Dry Socket

After an extraction of a tooth, it is necessary for a clot to form in the socket. The clot is imperative in your recovery, as it helps to protect the socket, stop the bleeding, aid healing and most important to prevent pain.

Dry socket is the term used to describe the inflammation that occurs when the blood clot that forms in the socket becomes dislodged or does not form properly. When the clot is lost or unformed, the open socket, including underlying nerves and bone are exposed.

If you have ever had dry socket, you know the symptoms. Approximately 3 days after your extraction, you will feel severe throbbing and pain, perhaps radiating into your ear and no amount of pain medications will relieve the pain. It is also possible for a foul odor or bad taste to occur.

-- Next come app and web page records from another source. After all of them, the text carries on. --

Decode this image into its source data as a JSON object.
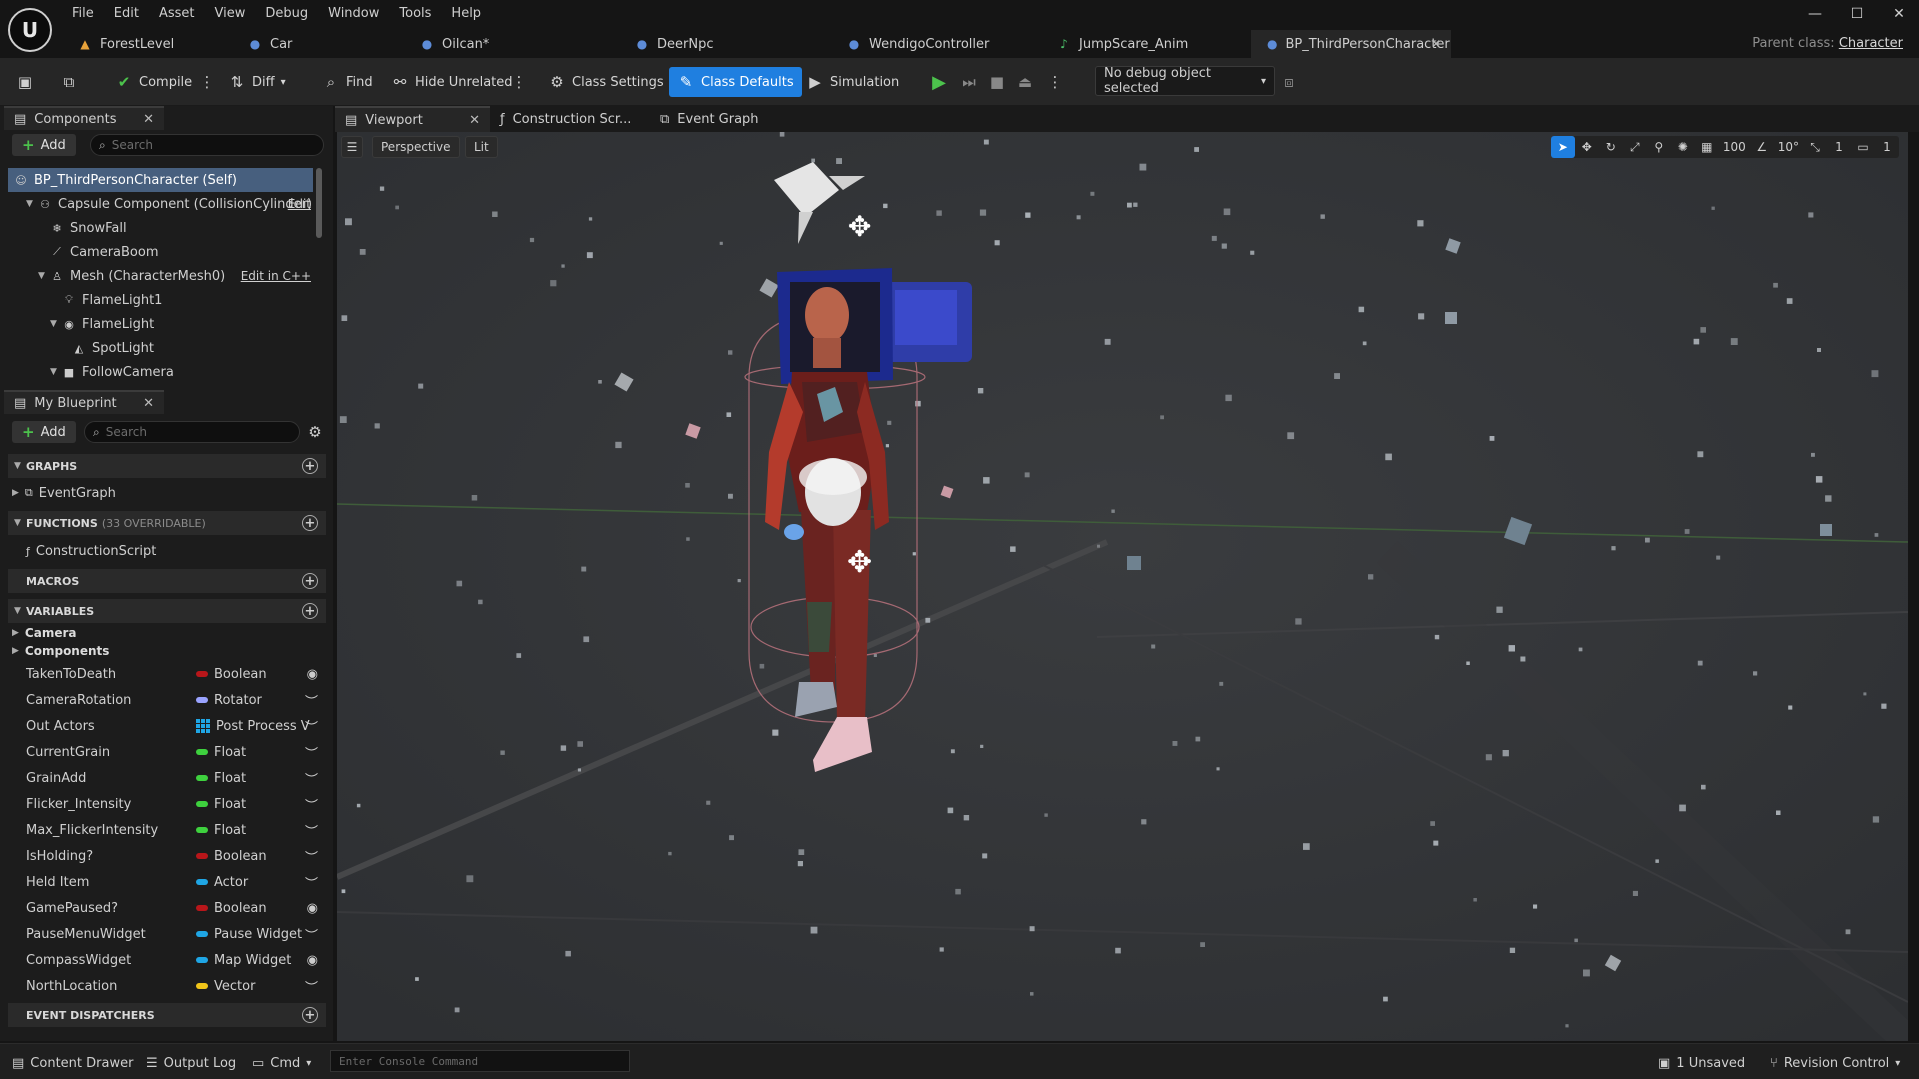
{
  "menu": [
    "File",
    "Edit",
    "Asset",
    "View",
    "Debug",
    "Window",
    "Tools",
    "Help"
  ],
  "window_controls": {
    "minimize": "—",
    "maximize": "☐",
    "close": "✕"
  },
  "tabs": [
    {
      "label": "ForestLevel",
      "icon": "level-icon"
    },
    {
      "label": "Car",
      "icon": "blueprint-icon"
    },
    {
      "label": "Oilcan*",
      "icon": "blueprint-icon"
    },
    {
      "label": "DeerNpc",
      "icon": "blueprint-icon"
    },
    {
      "label": "WendigoController",
      "icon": "blueprint-icon"
    },
    {
      "label": "JumpScare_Anim",
      "icon": "animation-icon"
    },
    {
      "label": "BP_ThirdPersonCharacter",
      "icon": "blueprint-icon",
      "active": true
    }
  ],
  "parent_class": {
    "label": "Parent class:",
    "value": "Character"
  },
  "toolbar": {
    "compile": "Compile",
    "diff": "Diff",
    "find": "Find",
    "hide_unrelated": "Hide Unrelated",
    "class_settings": "Class Settings",
    "class_defaults": "Class Defaults",
    "simulation": "Simulation",
    "debug_object": "No debug object selected"
  },
  "components_panel": {
    "title": "Components",
    "add": "Add",
    "search_placeholder": "Search",
    "items": [
      {
        "label": "BP_ThirdPersonCharacter (Self)",
        "selected": true
      },
      {
        "label": "Capsule Component (CollisionCylinder)",
        "action": "Edit"
      },
      {
        "label": "SnowFall"
      },
      {
        "label": "CameraBoom"
      },
      {
        "label": "Mesh (CharacterMesh0)",
        "action": "Edit in C++"
      },
      {
        "label": "FlameLight1"
      },
      {
        "label": "FlameLight"
      },
      {
        "label": "SpotLight"
      },
      {
        "label": "FollowCamera"
      }
    ]
  },
  "my_blueprint": {
    "title": "My Blueprint",
    "add": "Add",
    "search_placeholder": "Search",
    "graphs": {
      "label": "GRAPHS",
      "items": [
        "EventGraph"
      ]
    },
    "functions": {
      "label": "FUNCTIONS",
      "sub": "(33 OVERRIDABLE)",
      "items": [
        "ConstructionScript"
      ]
    },
    "macros": {
      "label": "MACROS"
    },
    "variables": {
      "label": "VARIABLES",
      "categories": [
        "Camera",
        "Components"
      ],
      "items": [
        {
          "name": "TakenToDeath",
          "type": "Boolean",
          "color": "#b8161a",
          "visible": true
        },
        {
          "name": "CameraRotation",
          "type": "Rotator",
          "color": "#9aa3ff",
          "visible": false
        },
        {
          "name": "Out Actors",
          "type": "Post Process V",
          "color": "#1fa6e5",
          "visible": false,
          "grid": true
        },
        {
          "name": "CurrentGrain",
          "type": "Float",
          "color": "#3ed13e",
          "visible": false
        },
        {
          "name": "GrainAdd",
          "type": "Float",
          "color": "#3ed13e",
          "visible": false
        },
        {
          "name": "Flicker_Intensity",
          "type": "Float",
          "color": "#3ed13e",
          "visible": false
        },
        {
          "name": "Max_FlickerIntensity",
          "type": "Float",
          "color": "#3ed13e",
          "visible": false
        },
        {
          "name": "IsHolding?",
          "type": "Boolean",
          "color": "#b8161a",
          "visible": false
        },
        {
          "name": "Held Item",
          "type": "Actor",
          "color": "#1fa6e5",
          "visible": false
        },
        {
          "name": "GamePaused?",
          "type": "Boolean",
          "color": "#b8161a",
          "visible": true
        },
        {
          "name": "PauseMenuWidget",
          "type": "Pause Widget",
          "color": "#1fa6e5",
          "visible": false
        },
        {
          "name": "CompassWidget",
          "type": "Map Widget",
          "color": "#1fa6e5",
          "visible": true
        },
        {
          "name": "NorthLocation",
          "type": "Vector",
          "color": "#f0c419",
          "visible": false
        }
      ]
    },
    "event_dispatchers": {
      "label": "EVENT DISPATCHERS"
    }
  },
  "viewport_tabs": [
    {
      "label": "Viewport",
      "active": true
    },
    {
      "label": "Construction Scr..."
    },
    {
      "label": "Event Graph"
    }
  ],
  "viewport": {
    "perspective": "Perspective",
    "lit": "Lit",
    "grid_size": "100",
    "angle": "10°",
    "scale": "1",
    "camera_speed": "1"
  },
  "statusbar": {
    "content_drawer": "Content Drawer",
    "output_log": "Output Log",
    "cmd": "Cmd",
    "console_placeholder": "Enter Console Command",
    "unsaved": "1 Unsaved",
    "revision_control": "Revision Control"
  }
}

The only relief for the pain of dry socket is to return to the office so that we may place an anesthetic paste onto the extraction site. This single application may not be enough, you may need to return to our office several times until the blood clot reforms

Although dry socket is quite common, there are ways to prevent it. Some of these are:

  • Not touching the extraction site, either with your tongue or your fingers
  • Not rinsing for the first 24 hours
  • Avoiding anything that may cause you to ‘suck’ out the clot (this includes drinking from a straw or smoking)

At Palmetto Family Dentistry, you will receive a thorough and complete list of instructions and directions for post extraction care.